■ What needs to be done
Copy all lines below that use the word "Paint".

• • •

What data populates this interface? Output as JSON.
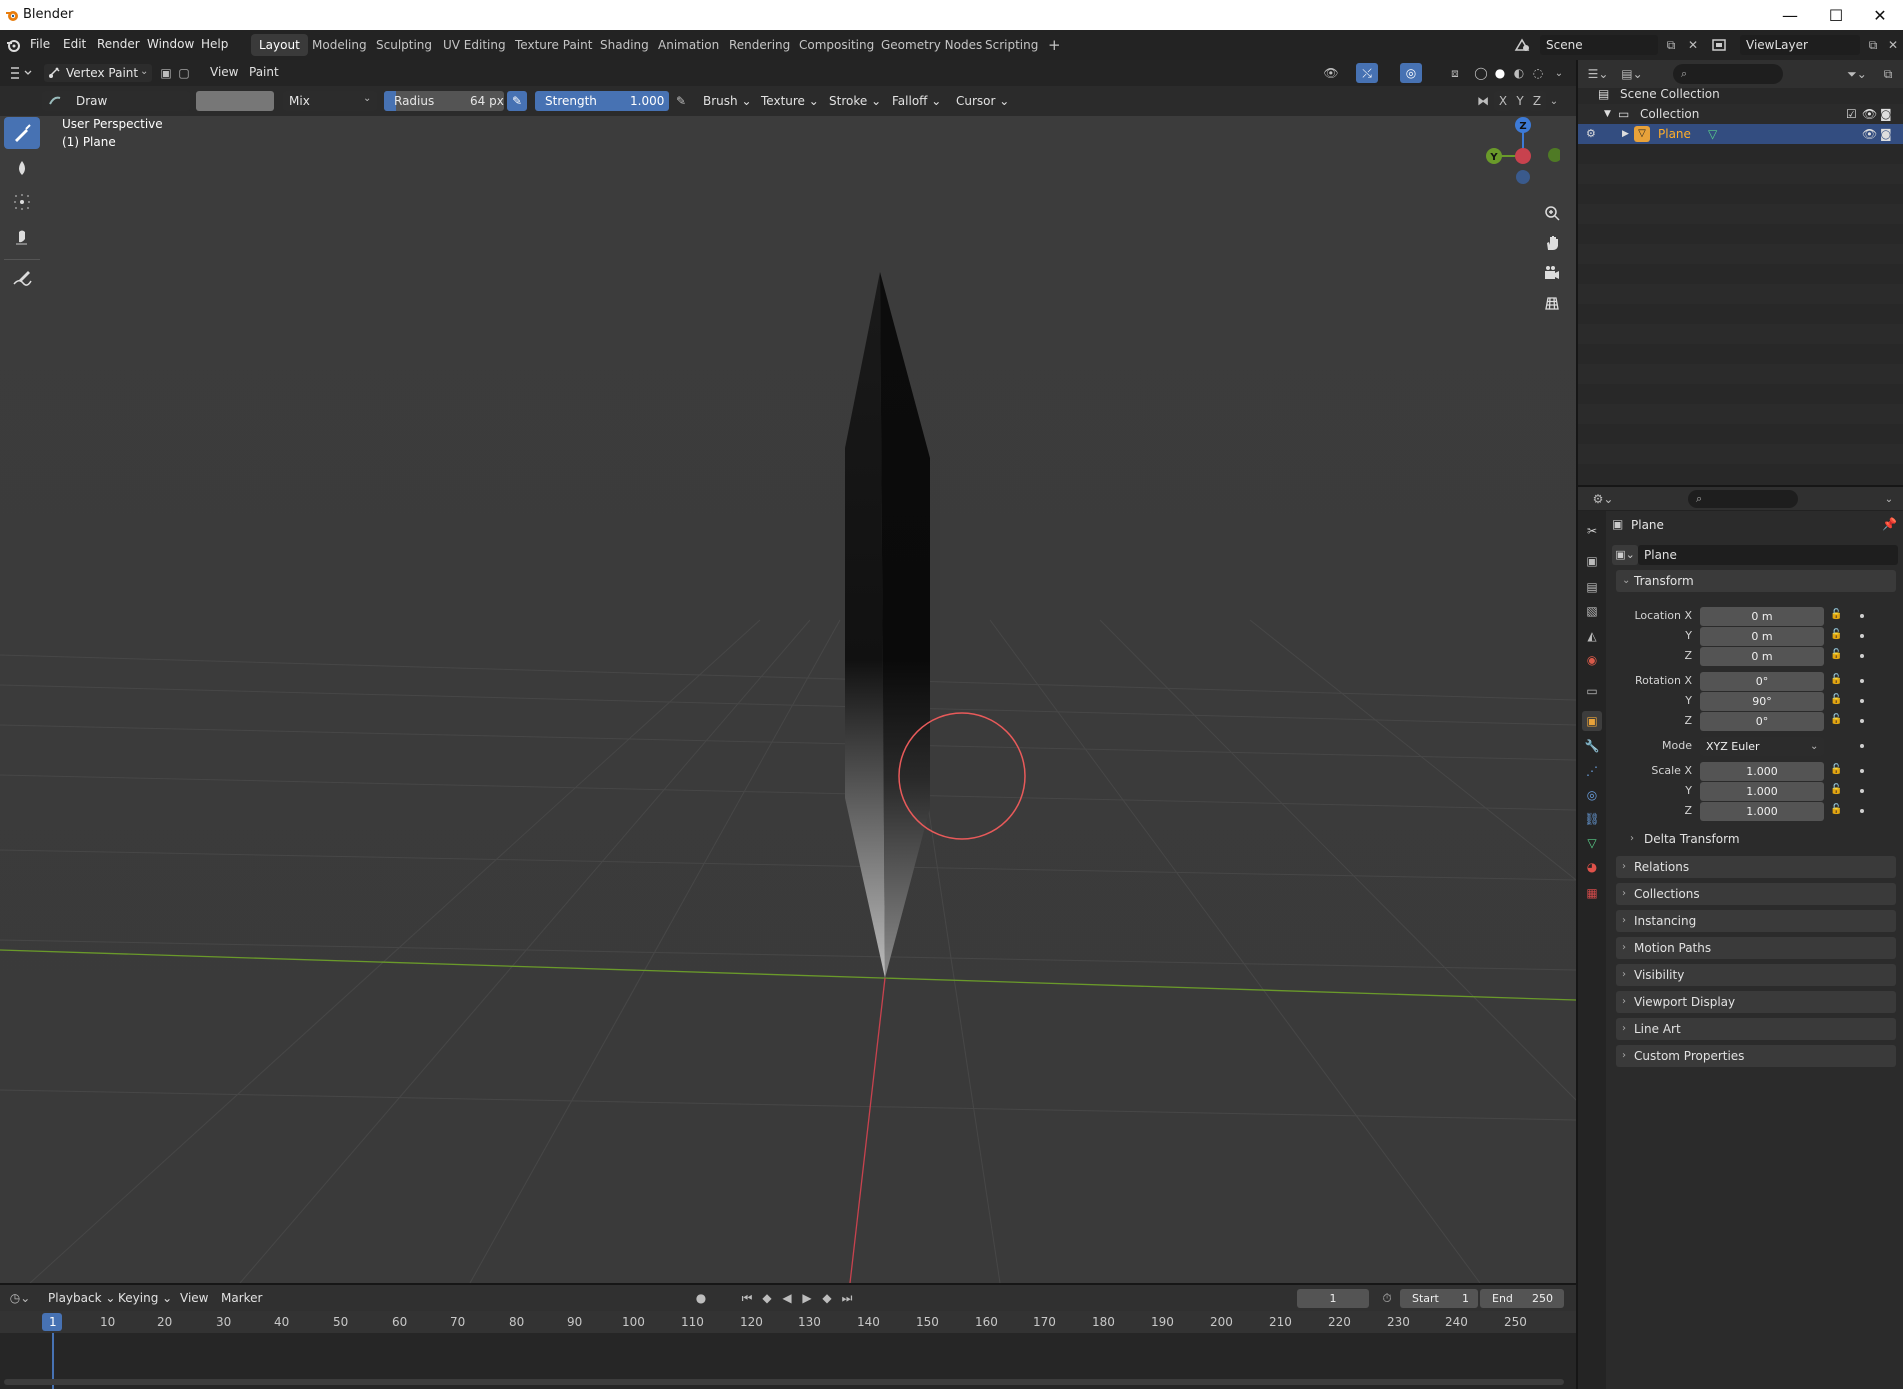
{
  "window": {
    "title": "Blender",
    "minimize": "—",
    "maximize": "☐",
    "close": "✕"
  },
  "menubar": {
    "items": [
      "File",
      "Edit",
      "Render",
      "Window",
      "Help"
    ],
    "workspaces": [
      "Layout",
      "Modeling",
      "Sculpting",
      "UV Editing",
      "Texture Paint",
      "Shading",
      "Animation",
      "Rendering",
      "Compositing",
      "Geometry Nodes",
      "Scripting"
    ],
    "active_workspace": "Layout",
    "add_tab": "+",
    "scene": "Scene",
    "view_layer": "ViewLayer"
  },
  "viewport": {
    "mode": "Vertex Paint",
    "menus": [
      "View",
      "Paint"
    ],
    "tool_header": {
      "brush_name": "Draw",
      "blend": "Mix",
      "radius_label": "Radius",
      "radius_value": "64 px",
      "strength_label": "Strength",
      "strength_value": "1.000",
      "dropdowns": [
        "Brush",
        "Texture",
        "Stroke",
        "Falloff",
        "Cursor"
      ],
      "axes": [
        "X",
        "Y",
        "Z"
      ]
    },
    "overlay": {
      "view_name": "User Perspective",
      "object": "(1) Plane"
    },
    "gizmo": {
      "z": "Z",
      "y": "Y",
      "x": "X"
    },
    "colors": {
      "active_blue": "#4772b3",
      "x_axis": "#c8424e",
      "y_axis": "#6a9a2a",
      "brush_circle": "#e85a5a"
    }
  },
  "outliner": {
    "items": [
      {
        "label": "Scene Collection",
        "icon": "scene-collection-icon"
      },
      {
        "label": "Collection",
        "icon": "collection-icon"
      },
      {
        "label": "Plane",
        "icon": "mesh-object-icon",
        "selected": true
      }
    ]
  },
  "properties": {
    "object_name": "Plane",
    "datablock_name": "Plane",
    "transform": {
      "title": "Transform",
      "location_label": "Location X",
      "location": [
        "0 m",
        "0 m",
        "0 m"
      ],
      "rotation_label": "Rotation X",
      "rotation": [
        "0°",
        "90°",
        "0°"
      ],
      "mode_label": "Mode",
      "mode": "XYZ Euler",
      "scale_label": "Scale X",
      "scale": [
        "1.000",
        "1.000",
        "1.000"
      ],
      "axis_y": "Y",
      "axis_z": "Z",
      "delta": "Delta Transform"
    },
    "panels": [
      "Relations",
      "Collections",
      "Instancing",
      "Motion Paths",
      "Visibility",
      "Viewport Display",
      "Line Art",
      "Custom Properties"
    ]
  },
  "timeline": {
    "menus": [
      "Playback",
      "Keying",
      "View",
      "Marker"
    ],
    "current_frame": "1",
    "start_label": "Start",
    "start": "1",
    "end_label": "End",
    "end": "250",
    "ruler": [
      "1",
      "10",
      "20",
      "30",
      "40",
      "50",
      "60",
      "70",
      "80",
      "90",
      "100",
      "110",
      "120",
      "130",
      "140",
      "150",
      "160",
      "170",
      "180",
      "190",
      "200",
      "210",
      "220",
      "230",
      "240",
      "250"
    ]
  }
}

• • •

■ Exercise response
      "Texture Paint",
    "mode": "Vertex Paint",
      "Paint"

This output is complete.